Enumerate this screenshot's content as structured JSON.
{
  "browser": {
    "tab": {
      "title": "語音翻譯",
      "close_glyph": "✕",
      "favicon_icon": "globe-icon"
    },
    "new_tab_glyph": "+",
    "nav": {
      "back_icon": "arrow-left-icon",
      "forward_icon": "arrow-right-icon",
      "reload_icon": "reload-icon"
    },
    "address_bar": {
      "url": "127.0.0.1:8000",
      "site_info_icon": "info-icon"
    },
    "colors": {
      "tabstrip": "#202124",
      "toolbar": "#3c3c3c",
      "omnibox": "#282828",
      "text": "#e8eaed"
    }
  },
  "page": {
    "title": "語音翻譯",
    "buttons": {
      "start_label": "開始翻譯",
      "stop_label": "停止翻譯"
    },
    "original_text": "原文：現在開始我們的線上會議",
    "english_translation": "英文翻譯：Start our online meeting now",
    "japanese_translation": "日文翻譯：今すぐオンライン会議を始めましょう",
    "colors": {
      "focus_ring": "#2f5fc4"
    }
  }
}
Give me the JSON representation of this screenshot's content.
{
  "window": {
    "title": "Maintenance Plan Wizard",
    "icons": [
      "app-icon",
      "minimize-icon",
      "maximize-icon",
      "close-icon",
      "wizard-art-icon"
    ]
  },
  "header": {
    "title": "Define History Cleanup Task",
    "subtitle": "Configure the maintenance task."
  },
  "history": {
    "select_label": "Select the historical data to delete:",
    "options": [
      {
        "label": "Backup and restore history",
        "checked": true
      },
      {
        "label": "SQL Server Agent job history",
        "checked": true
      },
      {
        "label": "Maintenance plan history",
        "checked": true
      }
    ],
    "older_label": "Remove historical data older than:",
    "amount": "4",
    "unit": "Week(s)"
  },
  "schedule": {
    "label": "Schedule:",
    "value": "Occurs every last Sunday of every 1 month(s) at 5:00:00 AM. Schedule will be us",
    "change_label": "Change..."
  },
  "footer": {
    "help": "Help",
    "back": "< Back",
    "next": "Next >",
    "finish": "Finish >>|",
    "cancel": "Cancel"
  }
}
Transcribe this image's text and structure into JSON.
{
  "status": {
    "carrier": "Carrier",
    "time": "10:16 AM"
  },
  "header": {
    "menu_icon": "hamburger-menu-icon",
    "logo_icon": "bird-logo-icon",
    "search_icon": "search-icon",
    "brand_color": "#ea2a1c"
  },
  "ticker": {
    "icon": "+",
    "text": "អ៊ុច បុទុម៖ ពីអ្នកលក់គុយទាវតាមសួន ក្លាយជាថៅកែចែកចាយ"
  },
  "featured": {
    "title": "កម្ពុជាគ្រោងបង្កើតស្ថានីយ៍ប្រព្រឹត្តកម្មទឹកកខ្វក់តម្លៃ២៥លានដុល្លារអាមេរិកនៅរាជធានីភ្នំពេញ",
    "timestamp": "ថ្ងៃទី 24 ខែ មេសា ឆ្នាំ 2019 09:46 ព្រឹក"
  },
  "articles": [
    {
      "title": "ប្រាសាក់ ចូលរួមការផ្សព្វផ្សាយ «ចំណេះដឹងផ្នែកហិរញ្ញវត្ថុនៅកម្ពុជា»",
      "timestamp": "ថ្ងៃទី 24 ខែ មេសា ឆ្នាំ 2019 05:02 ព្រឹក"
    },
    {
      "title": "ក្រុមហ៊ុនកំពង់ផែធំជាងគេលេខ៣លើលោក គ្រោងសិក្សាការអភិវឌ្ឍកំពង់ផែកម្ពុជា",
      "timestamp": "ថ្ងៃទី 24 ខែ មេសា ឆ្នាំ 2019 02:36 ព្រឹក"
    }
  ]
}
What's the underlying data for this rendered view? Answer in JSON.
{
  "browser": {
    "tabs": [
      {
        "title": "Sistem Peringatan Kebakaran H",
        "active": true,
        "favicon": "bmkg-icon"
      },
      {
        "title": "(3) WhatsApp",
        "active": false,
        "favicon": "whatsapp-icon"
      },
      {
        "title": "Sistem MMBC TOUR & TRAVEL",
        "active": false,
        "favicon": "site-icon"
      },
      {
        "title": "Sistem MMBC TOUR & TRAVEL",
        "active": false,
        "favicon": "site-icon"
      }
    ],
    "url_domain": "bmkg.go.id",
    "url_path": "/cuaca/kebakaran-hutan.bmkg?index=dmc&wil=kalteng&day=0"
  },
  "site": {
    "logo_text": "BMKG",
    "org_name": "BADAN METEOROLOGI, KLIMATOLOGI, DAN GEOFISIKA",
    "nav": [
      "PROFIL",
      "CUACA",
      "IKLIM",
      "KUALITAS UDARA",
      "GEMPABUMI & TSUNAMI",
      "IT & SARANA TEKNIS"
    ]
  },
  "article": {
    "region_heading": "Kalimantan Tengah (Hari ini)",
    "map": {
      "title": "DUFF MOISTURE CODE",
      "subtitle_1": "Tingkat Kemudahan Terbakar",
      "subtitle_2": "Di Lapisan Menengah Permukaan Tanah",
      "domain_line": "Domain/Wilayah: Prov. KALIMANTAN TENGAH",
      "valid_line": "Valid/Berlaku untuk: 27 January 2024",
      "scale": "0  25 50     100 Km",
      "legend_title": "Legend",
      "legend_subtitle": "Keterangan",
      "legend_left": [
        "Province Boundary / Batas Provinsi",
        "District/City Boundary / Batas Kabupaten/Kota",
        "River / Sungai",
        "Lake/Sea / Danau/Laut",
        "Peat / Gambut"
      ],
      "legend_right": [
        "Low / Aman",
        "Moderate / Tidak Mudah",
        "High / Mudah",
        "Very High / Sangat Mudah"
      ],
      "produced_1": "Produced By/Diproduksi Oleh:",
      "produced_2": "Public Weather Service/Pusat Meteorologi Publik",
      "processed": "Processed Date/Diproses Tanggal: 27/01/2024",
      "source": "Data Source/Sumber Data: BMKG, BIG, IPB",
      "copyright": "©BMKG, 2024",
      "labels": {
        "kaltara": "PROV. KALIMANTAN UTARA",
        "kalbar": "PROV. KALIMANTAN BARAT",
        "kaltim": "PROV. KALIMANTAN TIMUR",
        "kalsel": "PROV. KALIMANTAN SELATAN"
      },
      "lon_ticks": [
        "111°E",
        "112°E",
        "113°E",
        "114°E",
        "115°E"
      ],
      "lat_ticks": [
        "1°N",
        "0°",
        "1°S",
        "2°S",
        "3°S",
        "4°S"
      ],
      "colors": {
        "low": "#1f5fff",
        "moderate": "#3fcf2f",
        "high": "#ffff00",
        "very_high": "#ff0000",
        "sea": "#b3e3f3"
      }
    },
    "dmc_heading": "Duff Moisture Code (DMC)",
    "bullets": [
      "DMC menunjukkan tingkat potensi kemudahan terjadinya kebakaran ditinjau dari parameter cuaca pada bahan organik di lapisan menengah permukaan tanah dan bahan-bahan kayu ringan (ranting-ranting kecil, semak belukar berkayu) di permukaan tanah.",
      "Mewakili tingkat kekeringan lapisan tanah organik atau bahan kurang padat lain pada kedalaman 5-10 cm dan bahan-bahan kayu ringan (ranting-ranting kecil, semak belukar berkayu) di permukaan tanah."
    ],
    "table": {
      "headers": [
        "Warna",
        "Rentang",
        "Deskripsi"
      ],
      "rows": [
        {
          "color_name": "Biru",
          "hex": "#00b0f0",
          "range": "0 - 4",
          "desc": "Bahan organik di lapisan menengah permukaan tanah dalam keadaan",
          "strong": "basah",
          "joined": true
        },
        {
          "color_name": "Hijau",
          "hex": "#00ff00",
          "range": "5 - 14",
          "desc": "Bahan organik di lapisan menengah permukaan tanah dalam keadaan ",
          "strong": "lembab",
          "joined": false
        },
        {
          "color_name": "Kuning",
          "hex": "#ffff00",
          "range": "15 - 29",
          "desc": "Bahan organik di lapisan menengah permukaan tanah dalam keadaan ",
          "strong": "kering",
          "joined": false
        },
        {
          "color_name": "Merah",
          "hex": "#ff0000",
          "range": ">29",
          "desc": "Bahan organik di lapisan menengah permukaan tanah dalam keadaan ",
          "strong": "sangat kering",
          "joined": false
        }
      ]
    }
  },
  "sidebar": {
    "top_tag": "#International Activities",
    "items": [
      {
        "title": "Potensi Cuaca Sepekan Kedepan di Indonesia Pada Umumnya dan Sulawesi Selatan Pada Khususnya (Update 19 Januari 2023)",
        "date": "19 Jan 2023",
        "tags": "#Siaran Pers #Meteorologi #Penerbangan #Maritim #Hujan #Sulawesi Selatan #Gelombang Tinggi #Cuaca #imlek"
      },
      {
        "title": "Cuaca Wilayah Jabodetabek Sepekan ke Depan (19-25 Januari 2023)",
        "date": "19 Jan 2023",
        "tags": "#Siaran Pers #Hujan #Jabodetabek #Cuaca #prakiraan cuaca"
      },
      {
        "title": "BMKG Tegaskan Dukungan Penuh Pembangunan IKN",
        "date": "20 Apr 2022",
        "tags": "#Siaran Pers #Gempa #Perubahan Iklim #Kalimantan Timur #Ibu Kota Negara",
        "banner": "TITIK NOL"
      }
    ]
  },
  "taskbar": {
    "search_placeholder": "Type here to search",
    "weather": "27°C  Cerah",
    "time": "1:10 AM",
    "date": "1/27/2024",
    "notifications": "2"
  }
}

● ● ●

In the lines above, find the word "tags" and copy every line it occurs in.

        "tags": "#Siaran Pers #Meteorologi #Penerbangan #Maritim #Hujan #Sulawesi Selatan #Gelombang Tinggi #Cuaca #imlek"
        "tags": "#Siaran Pers #Hujan #Jabodetabek #Cuaca #prakiraan cuaca"
        "tags": "#Siaran Pers #Gempa #Perubahan Iklim #Kalimantan Timur #Ibu Kota Negara",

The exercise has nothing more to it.